He hoped to demonstrate how a communist country could benefit from opening its economy to both internal entrepreneurship and international commerce.

Vietnam, not so long ago a prototypical failed Marxist state, is awash in capitalism.

The streets of Hanoi, Ho Chi Minh City (formerly Saigon) and towns big and small throughout the country are a flowing marketplace packed with small vendors selling their wares.

Office towers bear the names of the world's largest corporations -- Unilever, Samsung, Microsoft, Coca Cola, and on and on.

Roads are jammed with scooters and American and Asian-badged cars and trucks, giving the city an urgent, busy feel. And what everybody seems to be busy doing is making money.

Vietnam now has the 47th largest economy in the world in terms of gross domestic roduct, and 35th in terms of spending power. It has become a hotspot in Asia for foreign investment, particularly in the luxury resort and hotel sector.
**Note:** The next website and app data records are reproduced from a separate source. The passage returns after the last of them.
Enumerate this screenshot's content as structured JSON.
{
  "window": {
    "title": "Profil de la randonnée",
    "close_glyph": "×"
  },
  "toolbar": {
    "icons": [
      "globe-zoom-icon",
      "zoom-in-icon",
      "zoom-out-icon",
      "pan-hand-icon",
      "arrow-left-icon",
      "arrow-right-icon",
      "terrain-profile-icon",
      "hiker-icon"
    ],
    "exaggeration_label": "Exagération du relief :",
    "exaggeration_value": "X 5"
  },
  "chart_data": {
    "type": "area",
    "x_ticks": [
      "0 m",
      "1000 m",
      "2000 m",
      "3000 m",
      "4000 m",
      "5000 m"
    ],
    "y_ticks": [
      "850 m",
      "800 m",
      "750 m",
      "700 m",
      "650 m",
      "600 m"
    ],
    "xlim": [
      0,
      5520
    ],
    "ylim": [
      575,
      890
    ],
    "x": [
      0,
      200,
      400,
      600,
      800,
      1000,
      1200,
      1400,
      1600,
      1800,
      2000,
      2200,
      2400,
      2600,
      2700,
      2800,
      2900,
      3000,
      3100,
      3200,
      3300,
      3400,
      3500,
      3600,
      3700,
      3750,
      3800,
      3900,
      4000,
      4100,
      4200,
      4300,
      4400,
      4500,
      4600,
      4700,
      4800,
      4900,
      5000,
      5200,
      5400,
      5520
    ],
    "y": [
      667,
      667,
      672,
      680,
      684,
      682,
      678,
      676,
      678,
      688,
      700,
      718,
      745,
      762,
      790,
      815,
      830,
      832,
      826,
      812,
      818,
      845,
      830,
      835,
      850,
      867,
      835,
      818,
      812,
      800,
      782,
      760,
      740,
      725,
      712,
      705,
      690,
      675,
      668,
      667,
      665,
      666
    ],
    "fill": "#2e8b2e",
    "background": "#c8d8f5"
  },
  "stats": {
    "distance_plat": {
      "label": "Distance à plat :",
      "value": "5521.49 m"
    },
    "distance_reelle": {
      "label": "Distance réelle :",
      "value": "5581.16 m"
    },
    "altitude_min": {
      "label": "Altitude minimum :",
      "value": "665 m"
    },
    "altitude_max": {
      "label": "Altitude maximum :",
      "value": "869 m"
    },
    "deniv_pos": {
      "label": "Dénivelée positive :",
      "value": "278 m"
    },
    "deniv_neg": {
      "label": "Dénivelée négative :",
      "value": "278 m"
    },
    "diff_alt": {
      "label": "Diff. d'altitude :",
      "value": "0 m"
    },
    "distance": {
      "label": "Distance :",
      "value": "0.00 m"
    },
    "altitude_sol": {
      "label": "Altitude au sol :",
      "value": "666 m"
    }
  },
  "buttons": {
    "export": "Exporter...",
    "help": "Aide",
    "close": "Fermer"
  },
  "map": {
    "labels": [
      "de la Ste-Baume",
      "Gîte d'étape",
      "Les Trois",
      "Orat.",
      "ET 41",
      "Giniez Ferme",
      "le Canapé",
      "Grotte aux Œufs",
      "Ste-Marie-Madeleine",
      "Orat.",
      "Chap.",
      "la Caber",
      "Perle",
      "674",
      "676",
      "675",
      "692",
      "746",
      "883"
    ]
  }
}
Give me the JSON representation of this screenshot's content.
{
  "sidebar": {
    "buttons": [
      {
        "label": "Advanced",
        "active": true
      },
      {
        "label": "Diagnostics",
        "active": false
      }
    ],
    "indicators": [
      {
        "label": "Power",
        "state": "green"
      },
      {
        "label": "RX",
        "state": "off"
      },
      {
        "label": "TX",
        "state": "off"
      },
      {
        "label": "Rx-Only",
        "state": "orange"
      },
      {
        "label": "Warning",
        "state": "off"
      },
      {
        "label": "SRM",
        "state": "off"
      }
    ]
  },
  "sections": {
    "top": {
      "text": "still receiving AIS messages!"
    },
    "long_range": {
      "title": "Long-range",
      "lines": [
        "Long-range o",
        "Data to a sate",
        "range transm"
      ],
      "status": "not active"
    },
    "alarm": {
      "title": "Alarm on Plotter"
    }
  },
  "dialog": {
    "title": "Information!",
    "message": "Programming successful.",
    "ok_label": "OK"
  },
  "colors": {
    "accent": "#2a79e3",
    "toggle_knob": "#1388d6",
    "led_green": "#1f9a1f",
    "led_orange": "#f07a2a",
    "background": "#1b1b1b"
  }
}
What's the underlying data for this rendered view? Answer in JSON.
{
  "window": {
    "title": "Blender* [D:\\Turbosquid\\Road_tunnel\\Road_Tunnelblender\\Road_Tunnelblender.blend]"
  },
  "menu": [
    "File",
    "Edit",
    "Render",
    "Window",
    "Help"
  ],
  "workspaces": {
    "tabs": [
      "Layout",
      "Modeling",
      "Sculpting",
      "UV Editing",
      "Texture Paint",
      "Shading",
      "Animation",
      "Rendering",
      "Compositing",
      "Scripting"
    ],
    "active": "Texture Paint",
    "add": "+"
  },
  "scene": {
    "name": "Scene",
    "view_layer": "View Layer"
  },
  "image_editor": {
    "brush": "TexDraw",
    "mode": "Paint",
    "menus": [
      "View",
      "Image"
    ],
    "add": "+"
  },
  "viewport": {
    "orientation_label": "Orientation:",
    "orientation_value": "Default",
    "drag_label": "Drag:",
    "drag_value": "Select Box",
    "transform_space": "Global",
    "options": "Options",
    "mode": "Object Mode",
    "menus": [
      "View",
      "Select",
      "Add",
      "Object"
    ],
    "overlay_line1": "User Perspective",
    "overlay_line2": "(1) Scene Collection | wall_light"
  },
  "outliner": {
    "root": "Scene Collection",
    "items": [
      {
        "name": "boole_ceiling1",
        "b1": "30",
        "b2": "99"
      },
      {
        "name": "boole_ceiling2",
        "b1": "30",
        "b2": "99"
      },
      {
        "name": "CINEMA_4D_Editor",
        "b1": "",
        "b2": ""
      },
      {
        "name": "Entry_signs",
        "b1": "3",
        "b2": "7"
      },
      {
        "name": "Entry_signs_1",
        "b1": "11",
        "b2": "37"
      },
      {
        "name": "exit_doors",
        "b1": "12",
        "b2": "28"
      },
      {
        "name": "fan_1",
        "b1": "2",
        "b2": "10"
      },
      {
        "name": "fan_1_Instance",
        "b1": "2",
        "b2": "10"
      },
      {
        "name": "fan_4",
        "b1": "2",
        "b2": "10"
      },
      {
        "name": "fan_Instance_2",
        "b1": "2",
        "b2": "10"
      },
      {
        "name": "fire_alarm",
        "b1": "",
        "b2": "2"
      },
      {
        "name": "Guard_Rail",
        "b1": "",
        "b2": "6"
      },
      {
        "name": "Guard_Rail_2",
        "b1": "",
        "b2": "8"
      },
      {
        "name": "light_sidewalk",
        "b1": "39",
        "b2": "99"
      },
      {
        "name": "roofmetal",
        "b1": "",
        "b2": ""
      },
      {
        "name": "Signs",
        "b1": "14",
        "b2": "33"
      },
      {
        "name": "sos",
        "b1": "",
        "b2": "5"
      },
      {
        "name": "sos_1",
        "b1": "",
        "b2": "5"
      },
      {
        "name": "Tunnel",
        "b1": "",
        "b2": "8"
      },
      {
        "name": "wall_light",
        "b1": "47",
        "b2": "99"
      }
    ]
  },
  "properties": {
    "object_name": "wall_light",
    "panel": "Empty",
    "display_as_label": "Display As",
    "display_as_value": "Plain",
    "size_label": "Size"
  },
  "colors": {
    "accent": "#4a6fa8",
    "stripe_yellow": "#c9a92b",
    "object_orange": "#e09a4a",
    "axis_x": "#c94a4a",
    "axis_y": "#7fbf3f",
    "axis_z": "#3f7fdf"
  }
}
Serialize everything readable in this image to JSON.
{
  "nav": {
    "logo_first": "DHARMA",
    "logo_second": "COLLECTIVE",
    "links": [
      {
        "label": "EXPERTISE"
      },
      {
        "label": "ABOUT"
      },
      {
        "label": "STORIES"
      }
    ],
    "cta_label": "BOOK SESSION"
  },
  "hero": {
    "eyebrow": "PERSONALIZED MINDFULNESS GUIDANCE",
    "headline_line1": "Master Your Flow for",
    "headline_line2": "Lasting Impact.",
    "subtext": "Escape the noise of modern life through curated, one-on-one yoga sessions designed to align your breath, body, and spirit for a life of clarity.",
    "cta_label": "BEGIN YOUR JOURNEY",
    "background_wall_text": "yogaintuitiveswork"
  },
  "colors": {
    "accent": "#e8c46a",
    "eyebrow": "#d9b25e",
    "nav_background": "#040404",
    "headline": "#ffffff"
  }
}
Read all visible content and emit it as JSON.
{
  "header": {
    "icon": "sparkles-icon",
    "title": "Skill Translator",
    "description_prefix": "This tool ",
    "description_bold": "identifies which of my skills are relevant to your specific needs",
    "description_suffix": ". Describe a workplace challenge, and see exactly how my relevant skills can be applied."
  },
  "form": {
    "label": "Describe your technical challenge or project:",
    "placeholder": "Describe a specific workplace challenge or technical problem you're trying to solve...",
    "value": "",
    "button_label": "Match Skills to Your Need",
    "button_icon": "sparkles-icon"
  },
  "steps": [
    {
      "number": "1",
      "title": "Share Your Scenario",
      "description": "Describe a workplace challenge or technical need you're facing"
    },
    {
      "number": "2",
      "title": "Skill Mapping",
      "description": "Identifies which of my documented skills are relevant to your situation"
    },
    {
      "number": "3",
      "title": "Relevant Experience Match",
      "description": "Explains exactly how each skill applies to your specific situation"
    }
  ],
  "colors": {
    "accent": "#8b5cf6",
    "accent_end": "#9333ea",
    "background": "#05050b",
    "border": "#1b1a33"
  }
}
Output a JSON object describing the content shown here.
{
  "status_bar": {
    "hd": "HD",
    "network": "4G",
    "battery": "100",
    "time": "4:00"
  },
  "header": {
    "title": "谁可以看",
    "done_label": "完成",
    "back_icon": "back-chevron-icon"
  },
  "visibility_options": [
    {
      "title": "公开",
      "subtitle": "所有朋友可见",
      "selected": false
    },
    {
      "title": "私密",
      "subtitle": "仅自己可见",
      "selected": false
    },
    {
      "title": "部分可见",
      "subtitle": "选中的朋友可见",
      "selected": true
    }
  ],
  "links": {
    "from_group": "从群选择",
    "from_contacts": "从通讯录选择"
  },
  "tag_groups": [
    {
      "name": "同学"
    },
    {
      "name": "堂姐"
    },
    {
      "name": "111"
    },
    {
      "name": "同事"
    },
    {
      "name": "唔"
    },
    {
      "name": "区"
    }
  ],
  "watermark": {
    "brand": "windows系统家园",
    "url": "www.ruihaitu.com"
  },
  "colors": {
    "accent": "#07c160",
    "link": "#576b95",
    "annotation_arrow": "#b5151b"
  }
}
PricewaterhouseCoopers in 2017 named Vietnam as the fastest growing economy in the world, and predicted that by 2050 it would crack into the top 20 largest economies.

It wasn't always like this.

After the United States withdrew its support for South Vietnam in 1975 and it fell to the North, the victors imposed a traditional "from each, to each" communist economic system.

Industry was nationalized, private farms were replaced by collectives and planning was centralized under government authority. Food shortages were a fact of life. Birth rates soared because each new child brought in another bag of rice from the government.

Within a decade, a nation already ravaged by war faced economic collapse.

Our guide in Hanoi summed it up this way: "We all went to work at the same time, we all went home at the same time, and whether or not we produced, we all got paid the same.

"And we all starved. It didn't work."

It never does.

The centralized economy was replaced by a mixed system that still relies on central planning but also encourages private ownership and decision-making. The near monopoly trade relationship with the old Soviet Union was replaced by an aggressive pursuit of foreign partnerships.

Most of the economy is in private hands. Farmers regained control of their old lands and are making Vietnam a leading agricultural exporter.

That's not to say Vietnam is a happy blend of communism and capitalism. There is no such thing.

The state is still supreme. The communists are the only permitted political party. Freedom of speech, religion and association are limited. Journalists and civil rights activists are constantly subject to arrest. Corruption is an everyday fact of life.

The infrastructure is a mess, straining to accommodate the rapid growth, and it is obviously designed by committee. A trip of 70 kilometers took us nearly four hours, largely because a four-lane highway suddenly narrowed to a newly built, two-lane bridge. Smog in the cities is so thick breathing can be a challenge.

And while Vietnam claims just an 8 percent poverty rate, the poverty is abject.

Yet the vibrancy on the streets, the intensity of the commerce suggest a people striving for something better. Economic reforms and the growth they've produced have heightened the drumbeat for political and human rights reform. And while the government issues rigid mandates, they are routinely ignored.

"In Vietnam, there are no rules," our guide shrugs.

Vietnam's transition to a fully open society, while highly possible, is not inevitable. The long wait for the genie to emerge from the bottle in China demonstrates that.

But it is a functioning society where freedoms are expanding. It presents no threat to its neighbors -- the fear of falling dominoes in southeast Asia that consumed more than 58,000 American lives never materialized. And Vietnam is fully integrated into the community of civilized nations.

If Kim Jong Un can set his country on that course, it would be a game changer for the world.

By Nolan Finley - The Detroit News - March 20, 2019